> **Task prompt**: Each line of the listing below should be restated word for word.

> **Provided records**:
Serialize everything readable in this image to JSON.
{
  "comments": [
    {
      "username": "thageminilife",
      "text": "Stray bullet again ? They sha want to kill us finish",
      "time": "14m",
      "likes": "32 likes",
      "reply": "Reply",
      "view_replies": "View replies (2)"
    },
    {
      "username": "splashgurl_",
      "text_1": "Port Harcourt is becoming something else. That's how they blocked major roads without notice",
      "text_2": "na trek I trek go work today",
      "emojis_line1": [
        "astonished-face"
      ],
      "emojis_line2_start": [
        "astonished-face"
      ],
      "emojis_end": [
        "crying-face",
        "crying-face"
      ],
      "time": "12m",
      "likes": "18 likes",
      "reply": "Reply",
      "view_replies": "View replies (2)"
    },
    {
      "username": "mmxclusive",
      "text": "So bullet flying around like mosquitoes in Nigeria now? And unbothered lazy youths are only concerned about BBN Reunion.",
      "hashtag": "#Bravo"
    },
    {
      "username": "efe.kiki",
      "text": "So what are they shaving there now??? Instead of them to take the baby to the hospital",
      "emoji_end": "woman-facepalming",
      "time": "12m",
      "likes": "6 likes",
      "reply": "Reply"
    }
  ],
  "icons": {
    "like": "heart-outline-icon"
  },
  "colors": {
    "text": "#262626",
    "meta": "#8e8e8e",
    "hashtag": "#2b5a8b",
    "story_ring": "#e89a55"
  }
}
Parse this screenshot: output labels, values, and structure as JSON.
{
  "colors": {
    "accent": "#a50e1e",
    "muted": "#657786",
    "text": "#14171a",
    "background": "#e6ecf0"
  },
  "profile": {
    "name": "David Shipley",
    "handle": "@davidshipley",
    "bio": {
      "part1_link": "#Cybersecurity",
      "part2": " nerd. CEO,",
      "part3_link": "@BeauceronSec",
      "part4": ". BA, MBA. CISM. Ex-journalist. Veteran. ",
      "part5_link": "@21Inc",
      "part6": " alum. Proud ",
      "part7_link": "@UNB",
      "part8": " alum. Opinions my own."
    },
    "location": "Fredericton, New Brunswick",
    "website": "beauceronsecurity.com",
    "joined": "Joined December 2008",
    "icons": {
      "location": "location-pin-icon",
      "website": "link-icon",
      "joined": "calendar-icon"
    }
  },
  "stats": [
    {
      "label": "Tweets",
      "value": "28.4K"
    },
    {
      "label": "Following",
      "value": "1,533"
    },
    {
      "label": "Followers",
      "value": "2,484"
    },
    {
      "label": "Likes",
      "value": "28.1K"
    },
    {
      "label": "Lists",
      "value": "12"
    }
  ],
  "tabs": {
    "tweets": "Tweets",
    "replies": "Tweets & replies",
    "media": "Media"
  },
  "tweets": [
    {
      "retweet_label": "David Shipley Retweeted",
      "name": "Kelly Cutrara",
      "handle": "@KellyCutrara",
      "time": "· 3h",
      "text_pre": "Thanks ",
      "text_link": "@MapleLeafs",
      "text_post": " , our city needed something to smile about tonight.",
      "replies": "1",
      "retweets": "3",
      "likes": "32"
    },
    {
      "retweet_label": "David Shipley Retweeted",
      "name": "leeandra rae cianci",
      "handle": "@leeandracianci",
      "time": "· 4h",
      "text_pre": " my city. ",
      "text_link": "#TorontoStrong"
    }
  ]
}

> **Response to this task**:
Serialize everything readable in this image to JSON.
{
  "comments": [
    {
      "username": "thageminilife",
      "text": "Stray bullet again ? They sha want to kill us finish",
      "time": "14m",
      "likes": "32 likes",
      "reply": "Reply",
      "view_replies": "View replies (2)"
    },
    {
      "username": "splashgurl_",
      "text_1": "Port Harcourt is becoming something else. That's how they blocked major roads without notice",
      "text_2": "na trek I trek go work today",
      "emojis_line1": [
        "astonished-face"
      ],
      "emojis_line2_start": [
        "astonished-face"
      ],
      "emojis_end": [
        "crying-face",
        "crying-face"
      ],
      "time": "12m",
      "likes": "18 likes",
      "reply": "Reply",
      "view_replies": "View replies (2)"
    },
    {
      "username": "mmxclusive",
      "text": "So bullet flying around like mosquitoes in Nigeria now? And unbothered lazy youths are only concerned about BBN Reunion.",
      "hashtag": "#Bravo"
    },
    {
      "username": "efe.kiki",
      "text": "So what are they shaving there now??? Instead of them to take the baby to the hospital",
      "emoji_end": "woman-facepalming",
      "time": "12m",
      "likes": "6 likes",
      "reply": "Reply"
    }
  ],
  "icons": {
    "like": "heart-outline-icon"
  },
  "colors": {
    "text": "#262626",
    "meta": "#8e8e8e",
    "hashtag": "#2b5a8b",
    "story_ring": "#e89a55"
  }
}
Parse this screenshot: output labels, values, and structure as JSON.
{
  "colors": {
    "accent": "#a50e1e",
    "muted": "#657786",
    "text": "#14171a",
    "background": "#e6ecf0"
  },
  "profile": {
    "name": "David Shipley",
    "handle": "@davidshipley",
    "bio": {
      "part1_link": "#Cybersecurity",
      "part2": " nerd. CEO,",
      "part3_link": "@BeauceronSec",
      "part4": ". BA, MBA. CISM. Ex-journalist. Veteran. ",
      "part5_link": "@21Inc",
      "part6": " alum. Proud ",
      "part7_link": "@UNB",
      "part8": " alum. Opinions my own."
    },
    "location": "Fredericton, New Brunswick",
    "website": "beauceronsecurity.com",
    "joined": "Joined December 2008",
    "icons": {
      "location": "location-pin-icon",
      "website": "link-icon",
      "joined": "calendar-icon"
    }
  },
  "stats": [
    {
      "label": "Tweets",
      "value": "28.4K"
    },
    {
      "label": "Following",
      "value": "1,533"
    },
    {
      "label": "Followers",
      "value": "2,484"
    },
    {
      "label": "Likes",
      "value": "28.1K"
    },
    {
      "label": "Lists",
      "value": "12"
    }
  ],
  "tabs": {
    "tweets": "Tweets",
    "replies": "Tweets & replies",
    "media": "Media"
  },
  "tweets": [
    {
      "retweet_label": "David Shipley Retweeted",
      "name": "Kelly Cutrara",
      "handle": "@KellyCutrara",
      "time": "· 3h",
      "text_pre": "Thanks ",
      "text_link": "@MapleLeafs",
      "text_post": " , our city needed something to smile about tonight.",
      "replies": "1",
      "retweets": "3",
      "likes": "32"
    },
    {
      "retweet_label": "David Shipley Retweeted",
      "name": "leeandra rae cianci",
      "handle": "@leeandracianci",
      "time": "· 4h",
      "text_pre": " my city. ",
      "text_link": "#TorontoStrong"
    }
  ]
}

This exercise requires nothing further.